(EXERCISE INPUT):
<<<<
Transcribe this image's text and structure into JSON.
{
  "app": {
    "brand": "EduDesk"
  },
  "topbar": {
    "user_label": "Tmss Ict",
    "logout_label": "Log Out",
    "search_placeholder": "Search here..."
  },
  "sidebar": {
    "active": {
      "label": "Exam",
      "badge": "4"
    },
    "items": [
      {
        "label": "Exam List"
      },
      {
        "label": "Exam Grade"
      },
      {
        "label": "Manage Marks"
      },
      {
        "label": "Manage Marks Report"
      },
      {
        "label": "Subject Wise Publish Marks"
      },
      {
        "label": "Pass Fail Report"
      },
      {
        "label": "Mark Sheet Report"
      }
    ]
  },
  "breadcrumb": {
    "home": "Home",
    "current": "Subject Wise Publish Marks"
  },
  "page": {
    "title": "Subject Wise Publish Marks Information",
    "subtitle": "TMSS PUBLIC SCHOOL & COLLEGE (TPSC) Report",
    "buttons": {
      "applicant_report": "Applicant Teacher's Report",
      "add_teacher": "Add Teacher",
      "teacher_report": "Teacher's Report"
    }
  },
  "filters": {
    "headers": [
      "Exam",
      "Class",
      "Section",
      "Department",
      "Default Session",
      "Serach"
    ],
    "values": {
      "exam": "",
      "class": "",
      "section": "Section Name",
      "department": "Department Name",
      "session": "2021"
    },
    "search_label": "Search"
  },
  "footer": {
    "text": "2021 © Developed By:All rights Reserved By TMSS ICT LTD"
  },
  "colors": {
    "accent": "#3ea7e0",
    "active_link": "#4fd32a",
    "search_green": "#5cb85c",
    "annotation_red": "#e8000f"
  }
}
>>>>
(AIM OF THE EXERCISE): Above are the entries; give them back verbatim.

(TASK OUTPUT):
Transcribe this image's text and structure into JSON.
{
  "app": {
    "brand": "EduDesk"
  },
  "topbar": {
    "user_label": "Tmss Ict",
    "logout_label": "Log Out",
    "search_placeholder": "Search here..."
  },
  "sidebar": {
    "active": {
      "label": "Exam",
      "badge": "4"
    },
    "items": [
      {
        "label": "Exam List"
      },
      {
        "label": "Exam Grade"
      },
      {
        "label": "Manage Marks"
      },
      {
        "label": "Manage Marks Report"
      },
      {
        "label": "Subject Wise Publish Marks"
      },
      {
        "label": "Pass Fail Report"
      },
      {
        "label": "Mark Sheet Report"
      }
    ]
  },
  "breadcrumb": {
    "home": "Home",
    "current": "Subject Wise Publish Marks"
  },
  "page": {
    "title": "Subject Wise Publish Marks Information",
    "subtitle": "TMSS PUBLIC SCHOOL & COLLEGE (TPSC) Report",
    "buttons": {
      "applicant_report": "Applicant Teacher's Report",
      "add_teacher": "Add Teacher",
      "teacher_report": "Teacher's Report"
    }
  },
  "filters": {
    "headers": [
      "Exam",
      "Class",
      "Section",
      "Department",
      "Default Session",
      "Serach"
    ],
    "values": {
      "exam": "",
      "class": "",
      "section": "Section Name",
      "department": "Department Name",
      "session": "2021"
    },
    "search_label": "Search"
  },
  "footer": {
    "text": "2021 © Developed By:All rights Reserved By TMSS ICT LTD"
  },
  "colors": {
    "accent": "#3ea7e0",
    "active_link": "#4fd32a",
    "search_green": "#5cb85c",
    "annotation_red": "#e8000f"
  }
}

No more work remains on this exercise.